_Work to be completed_
Retype the data in its entirety, with no word changed.

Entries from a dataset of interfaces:

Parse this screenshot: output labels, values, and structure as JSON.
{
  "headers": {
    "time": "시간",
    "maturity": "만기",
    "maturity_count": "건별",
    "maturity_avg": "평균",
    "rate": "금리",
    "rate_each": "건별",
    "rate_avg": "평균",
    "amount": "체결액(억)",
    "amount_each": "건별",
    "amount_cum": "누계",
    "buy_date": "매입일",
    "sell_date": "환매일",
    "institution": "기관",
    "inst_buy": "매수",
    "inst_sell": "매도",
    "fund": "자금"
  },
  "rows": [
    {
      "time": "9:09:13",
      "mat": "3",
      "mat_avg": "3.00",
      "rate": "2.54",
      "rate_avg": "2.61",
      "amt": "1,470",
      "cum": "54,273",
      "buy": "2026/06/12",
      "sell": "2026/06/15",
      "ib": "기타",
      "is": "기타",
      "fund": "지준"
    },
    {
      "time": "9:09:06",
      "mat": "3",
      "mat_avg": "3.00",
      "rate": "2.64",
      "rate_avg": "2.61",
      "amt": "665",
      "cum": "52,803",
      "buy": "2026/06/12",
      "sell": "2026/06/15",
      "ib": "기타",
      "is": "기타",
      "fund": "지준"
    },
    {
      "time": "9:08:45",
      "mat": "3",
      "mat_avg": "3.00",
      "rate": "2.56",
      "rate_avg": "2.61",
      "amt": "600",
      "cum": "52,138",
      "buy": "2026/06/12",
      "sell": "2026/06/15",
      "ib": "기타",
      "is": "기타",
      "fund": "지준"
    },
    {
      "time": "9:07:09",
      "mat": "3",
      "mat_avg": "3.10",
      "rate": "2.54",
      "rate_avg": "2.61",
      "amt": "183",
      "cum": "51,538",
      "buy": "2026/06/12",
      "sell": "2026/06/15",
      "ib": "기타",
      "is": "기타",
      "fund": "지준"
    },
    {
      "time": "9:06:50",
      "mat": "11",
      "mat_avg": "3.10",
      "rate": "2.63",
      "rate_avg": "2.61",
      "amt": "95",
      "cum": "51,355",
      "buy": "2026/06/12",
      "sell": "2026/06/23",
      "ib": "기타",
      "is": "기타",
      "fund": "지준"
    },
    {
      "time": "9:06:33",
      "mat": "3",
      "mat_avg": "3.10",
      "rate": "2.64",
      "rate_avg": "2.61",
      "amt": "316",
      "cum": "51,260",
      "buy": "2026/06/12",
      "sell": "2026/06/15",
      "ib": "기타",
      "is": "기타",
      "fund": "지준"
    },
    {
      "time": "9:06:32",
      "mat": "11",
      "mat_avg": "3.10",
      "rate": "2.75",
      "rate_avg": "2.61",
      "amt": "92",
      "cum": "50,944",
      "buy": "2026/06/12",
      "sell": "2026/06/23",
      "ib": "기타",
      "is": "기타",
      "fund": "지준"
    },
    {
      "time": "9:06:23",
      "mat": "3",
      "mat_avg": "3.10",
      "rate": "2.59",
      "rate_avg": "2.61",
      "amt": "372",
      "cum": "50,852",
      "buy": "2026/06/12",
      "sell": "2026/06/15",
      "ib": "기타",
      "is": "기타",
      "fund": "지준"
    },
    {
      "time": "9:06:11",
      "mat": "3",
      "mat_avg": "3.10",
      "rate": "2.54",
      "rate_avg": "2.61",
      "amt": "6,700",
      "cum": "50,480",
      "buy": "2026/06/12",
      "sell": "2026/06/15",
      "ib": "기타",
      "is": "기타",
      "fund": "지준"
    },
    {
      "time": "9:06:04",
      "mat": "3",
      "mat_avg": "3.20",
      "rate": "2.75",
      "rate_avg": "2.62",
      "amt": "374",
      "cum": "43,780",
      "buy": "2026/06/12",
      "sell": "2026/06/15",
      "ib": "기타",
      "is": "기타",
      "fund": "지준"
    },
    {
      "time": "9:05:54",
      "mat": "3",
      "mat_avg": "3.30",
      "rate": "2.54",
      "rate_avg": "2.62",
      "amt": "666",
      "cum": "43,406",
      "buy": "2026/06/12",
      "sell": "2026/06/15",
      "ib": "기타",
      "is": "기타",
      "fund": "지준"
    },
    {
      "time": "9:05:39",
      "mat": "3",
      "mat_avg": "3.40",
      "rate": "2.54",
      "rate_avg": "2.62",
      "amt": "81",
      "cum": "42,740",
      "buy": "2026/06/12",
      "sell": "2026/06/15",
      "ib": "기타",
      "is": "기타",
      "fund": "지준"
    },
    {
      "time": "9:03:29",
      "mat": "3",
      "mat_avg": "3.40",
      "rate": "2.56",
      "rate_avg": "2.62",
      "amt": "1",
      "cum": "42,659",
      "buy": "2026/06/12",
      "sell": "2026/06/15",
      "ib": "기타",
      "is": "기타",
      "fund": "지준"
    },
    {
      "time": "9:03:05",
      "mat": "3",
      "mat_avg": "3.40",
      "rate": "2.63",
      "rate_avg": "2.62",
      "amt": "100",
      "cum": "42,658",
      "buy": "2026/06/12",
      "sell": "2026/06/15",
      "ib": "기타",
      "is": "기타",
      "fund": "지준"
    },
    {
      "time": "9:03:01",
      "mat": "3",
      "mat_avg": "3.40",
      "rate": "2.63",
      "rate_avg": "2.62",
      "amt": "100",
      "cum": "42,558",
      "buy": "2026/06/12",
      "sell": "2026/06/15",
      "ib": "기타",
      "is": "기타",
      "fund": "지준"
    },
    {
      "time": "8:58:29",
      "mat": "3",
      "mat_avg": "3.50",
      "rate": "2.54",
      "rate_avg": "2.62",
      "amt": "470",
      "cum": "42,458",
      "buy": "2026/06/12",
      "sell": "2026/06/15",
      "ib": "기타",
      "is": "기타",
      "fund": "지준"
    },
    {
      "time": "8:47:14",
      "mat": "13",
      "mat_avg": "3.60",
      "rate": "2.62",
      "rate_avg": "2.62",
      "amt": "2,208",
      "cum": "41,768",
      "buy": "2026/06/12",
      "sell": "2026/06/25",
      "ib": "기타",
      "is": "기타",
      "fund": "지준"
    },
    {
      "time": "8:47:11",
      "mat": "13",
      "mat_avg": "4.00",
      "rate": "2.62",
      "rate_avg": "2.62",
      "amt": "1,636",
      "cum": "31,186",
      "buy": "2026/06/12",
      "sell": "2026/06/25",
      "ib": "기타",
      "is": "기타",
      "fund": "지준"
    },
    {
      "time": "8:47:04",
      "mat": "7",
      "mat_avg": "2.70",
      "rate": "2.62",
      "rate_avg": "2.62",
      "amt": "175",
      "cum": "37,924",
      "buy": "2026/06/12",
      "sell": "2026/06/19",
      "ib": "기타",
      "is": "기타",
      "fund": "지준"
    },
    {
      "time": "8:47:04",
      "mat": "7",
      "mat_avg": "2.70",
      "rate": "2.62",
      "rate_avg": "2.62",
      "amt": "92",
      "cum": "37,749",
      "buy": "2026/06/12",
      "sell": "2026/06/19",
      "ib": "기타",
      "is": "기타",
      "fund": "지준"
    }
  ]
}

_Task solution_
Parse this screenshot: output labels, values, and structure as JSON.
{
  "headers": {
    "time": "시간",
    "maturity": "만기",
    "maturity_count": "건별",
    "maturity_avg": "평균",
    "rate": "금리",
    "rate_each": "건별",
    "rate_avg": "평균",
    "amount": "체결액(억)",
    "amount_each": "건별",
    "amount_cum": "누계",
    "buy_date": "매입일",
    "sell_date": "환매일",
    "institution": "기관",
    "inst_buy": "매수",
    "inst_sell": "매도",
    "fund": "자금"
  },
  "rows": [
    {
      "time": "9:09:13",
      "mat": "3",
      "mat_avg": "3.00",
      "rate": "2.54",
      "rate_avg": "2.61",
      "amt": "1,470",
      "cum": "54,273",
      "buy": "2026/06/12",
      "sell": "2026/06/15",
      "ib": "기타",
      "is": "기타",
      "fund": "지준"
    },
    {
      "time": "9:09:06",
      "mat": "3",
      "mat_avg": "3.00",
      "rate": "2.64",
      "rate_avg": "2.61",
      "amt": "665",
      "cum": "52,803",
      "buy": "2026/06/12",
      "sell": "2026/06/15",
      "ib": "기타",
      "is": "기타",
      "fund": "지준"
    },
    {
      "time": "9:08:45",
      "mat": "3",
      "mat_avg": "3.00",
      "rate": "2.56",
      "rate_avg": "2.61",
      "amt": "600",
      "cum": "52,138",
      "buy": "2026/06/12",
      "sell": "2026/06/15",
      "ib": "기타",
      "is": "기타",
      "fund": "지준"
    },
    {
      "time": "9:07:09",
      "mat": "3",
      "mat_avg": "3.10",
      "rate": "2.54",
      "rate_avg": "2.61",
      "amt": "183",
      "cum": "51,538",
      "buy": "2026/06/12",
      "sell": "2026/06/15",
      "ib": "기타",
      "is": "기타",
      "fund": "지준"
    },
    {
      "time": "9:06:50",
      "mat": "11",
      "mat_avg": "3.10",
      "rate": "2.63",
      "rate_avg": "2.61",
      "amt": "95",
      "cum": "51,355",
      "buy": "2026/06/12",
      "sell": "2026/06/23",
      "ib": "기타",
      "is": "기타",
      "fund": "지준"
    },
    {
      "time": "9:06:33",
      "mat": "3",
      "mat_avg": "3.10",
      "rate": "2.64",
      "rate_avg": "2.61",
      "amt": "316",
      "cum": "51,260",
      "buy": "2026/06/12",
      "sell": "2026/06/15",
      "ib": "기타",
      "is": "기타",
      "fund": "지준"
    },
    {
      "time": "9:06:32",
      "mat": "11",
      "mat_avg": "3.10",
      "rate": "2.75",
      "rate_avg": "2.61",
      "amt": "92",
      "cum": "50,944",
      "buy": "2026/06/12",
      "sell": "2026/06/23",
      "ib": "기타",
      "is": "기타",
      "fund": "지준"
    },
    {
      "time": "9:06:23",
      "mat": "3",
      "mat_avg": "3.10",
      "rate": "2.59",
      "rate_avg": "2.61",
      "amt": "372",
      "cum": "50,852",
      "buy": "2026/06/12",
      "sell": "2026/06/15",
      "ib": "기타",
      "is": "기타",
      "fund": "지준"
    },
    {
      "time": "9:06:11",
      "mat": "3",
      "mat_avg": "3.10",
      "rate": "2.54",
      "rate_avg": "2.61",
      "amt": "6,700",
      "cum": "50,480",
      "buy": "2026/06/12",
      "sell": "2026/06/15",
      "ib": "기타",
      "is": "기타",
      "fund": "지준"
    },
    {
      "time": "9:06:04",
      "mat": "3",
      "mat_avg": "3.20",
      "rate": "2.75",
      "rate_avg": "2.62",
      "amt": "374",
      "cum": "43,780",
      "buy": "2026/06/12",
      "sell": "2026/06/15",
      "ib": "기타",
      "is": "기타",
      "fund": "지준"
    },
    {
      "time": "9:05:54",
      "mat": "3",
      "mat_avg": "3.30",
      "rate": "2.54",
      "rate_avg": "2.62",
      "amt": "666",
      "cum": "43,406",
      "buy": "2026/06/12",
      "sell": "2026/06/15",
      "ib": "기타",
      "is": "기타",
      "fund": "지준"
    },
    {
      "time": "9:05:39",
      "mat": "3",
      "mat_avg": "3.40",
      "rate": "2.54",
      "rate_avg": "2.62",
      "amt": "81",
      "cum": "42,740",
      "buy": "2026/06/12",
      "sell": "2026/06/15",
      "ib": "기타",
      "is": "기타",
      "fund": "지준"
    },
    {
      "time": "9:03:29",
      "mat": "3",
      "mat_avg": "3.40",
      "rate": "2.56",
      "rate_avg": "2.62",
      "amt": "1",
      "cum": "42,659",
      "buy": "2026/06/12",
      "sell": "2026/06/15",
      "ib": "기타",
      "is": "기타",
      "fund": "지준"
    },
    {
      "time": "9:03:05",
      "mat": "3",
      "mat_avg": "3.40",
      "rate": "2.63",
      "rate_avg": "2.62",
      "amt": "100",
      "cum": "42,658",
      "buy": "2026/06/12",
      "sell": "2026/06/15",
      "ib": "기타",
      "is": "기타",
      "fund": "지준"
    },
    {
      "time": "9:03:01",
      "mat": "3",
      "mat_avg": "3.40",
      "rate": "2.63",
      "rate_avg": "2.62",
      "amt": "100",
      "cum": "42,558",
      "buy": "2026/06/12",
      "sell": "2026/06/15",
      "ib": "기타",
      "is": "기타",
      "fund": "지준"
    },
    {
      "time": "8:58:29",
      "mat": "3",
      "mat_avg": "3.50",
      "rate": "2.54",
      "rate_avg": "2.62",
      "amt": "470",
      "cum": "42,458",
      "buy": "2026/06/12",
      "sell": "2026/06/15",
      "ib": "기타",
      "is": "기타",
      "fund": "지준"
    },
    {
      "time": "8:47:14",
      "mat": "13",
      "mat_avg": "3.60",
      "rate": "2.62",
      "rate_avg": "2.62",
      "amt": "2,208",
      "cum": "41,768",
      "buy": "2026/06/12",
      "sell": "2026/06/25",
      "ib": "기타",
      "is": "기타",
      "fund": "지준"
    },
    {
      "time": "8:47:11",
      "mat": "13",
      "mat_avg": "4.00",
      "rate": "2.62",
      "rate_avg": "2.62",
      "amt": "1,636",
      "cum": "31,186",
      "buy": "2026/06/12",
      "sell": "2026/06/25",
      "ib": "기타",
      "is": "기타",
      "fund": "지준"
    },
    {
      "time": "8:47:04",
      "mat": "7",
      "mat_avg": "2.70",
      "rate": "2.62",
      "rate_avg": "2.62",
      "amt": "175",
      "cum": "37,924",
      "buy": "2026/06/12",
      "sell": "2026/06/19",
      "ib": "기타",
      "is": "기타",
      "fund": "지준"
    },
    {
      "time": "8:47:04",
      "mat": "7",
      "mat_avg": "2.70",
      "rate": "2.62",
      "rate_avg": "2.62",
      "amt": "92",
      "cum": "37,749",
      "buy": "2026/06/12",
      "sell": "2026/06/19",
      "ib": "기타",
      "is": "기타",
      "fund": "지준"
    }
  ]
}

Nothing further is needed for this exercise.